Ph.D. in Biological Sciences (IBiS)

IBiS trains outstanding students to pursue innovative, interdisciplinary research in a broad spectrum of disciplines.

News & Events

Indira Raman's Collaborative Research on Understanding the Human Mind

An unlikely partnership sheds new light not only on how signals move in the brain, but also on knowledge, language, and the very nature of the mind.

Professor Yevgenia Kozorovitskiy Recieves NIH High Priority, Short-Term Project Award (R56)

Assistant Professor of Neurobiology, Yevgenia Kozorovitskiy, received an award from the National Institutes of Mental Health (NIMH).

Northwestern Professor Asks, ‘What Makes Our Internal Clocks Tick?’
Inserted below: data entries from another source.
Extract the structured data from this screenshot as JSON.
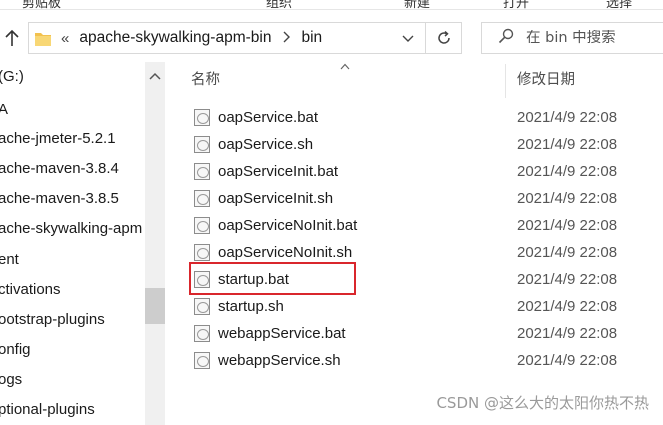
{
  "ribbon": {
    "labels": [
      "剪贴板",
      "组织",
      "新建",
      "打开",
      "选择"
    ]
  },
  "address": {
    "sep": "«",
    "crumbs": [
      "apache-skywalking-apm-bin",
      "bin"
    ]
  },
  "search": {
    "placeholder": "在 bin 中搜索"
  },
  "nav": {
    "items": [
      "(G:)",
      "A",
      "ache-jmeter-5.2.1",
      "ache-maven-3.8.4",
      "ache-maven-3.8.5",
      "ache-skywalking-apm",
      "ent",
      "ctivations",
      "ootstrap-plugins",
      "onfig",
      "ogs",
      "ptional-plugins"
    ]
  },
  "columns": {
    "name": "名称",
    "modified": "修改日期"
  },
  "files": [
    {
      "name": "oapService.bat",
      "date": "2021/4/9 22:08"
    },
    {
      "name": "oapService.sh",
      "date": "2021/4/9 22:08"
    },
    {
      "name": "oapServiceInit.bat",
      "date": "2021/4/9 22:08"
    },
    {
      "name": "oapServiceInit.sh",
      "date": "2021/4/9 22:08"
    },
    {
      "name": "oapServiceNoInit.bat",
      "date": "2021/4/9 22:08"
    },
    {
      "name": "oapServiceNoInit.sh",
      "date": "2021/4/9 22:08"
    },
    {
      "name": "startup.bat",
      "date": "2021/4/9 22:08"
    },
    {
      "name": "startup.sh",
      "date": "2021/4/9 22:08"
    },
    {
      "name": "webappService.bat",
      "date": "2021/4/9 22:08"
    },
    {
      "name": "webappService.sh",
      "date": "2021/4/9 22:08"
    }
  ],
  "highlight_color": "#d9262c",
  "watermark": "CSDN @这么大的太阳你热不热"
}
Professor and chair of the Department of Neurobiology, Ravi Allada, speaks on WTTW's program, Chicago Tonight, about circadian rhythm.

How Messing With Our Biological Clock Impacts Well-Being

Professor Fred Turek discusses what happens to the general well-being of individuals who go against their own natural biological clocks.

Kainate receptors are ionotropic glutamate receptors that modulate neuronal excitability and synaptic signaling. They also have been implicated in early developmental processes that include shaping appropriate neuronal connectivity and synaptic strength, but this aspect of their function remains to be elucidated to the same degree as their actions in mature CNS circuits. Understanding how kainate receptors shape brain development is a critical objective because children with variants in GRIK2, the gene encoding the GluK2 KAR subunit, suffer from a variety of neurodevelopmental disorders, without apparent neurodegeneration. The research I will discuss is centered on understanding how de novo mutations in kainate receptor genes lead to neurodevelopmental disorders.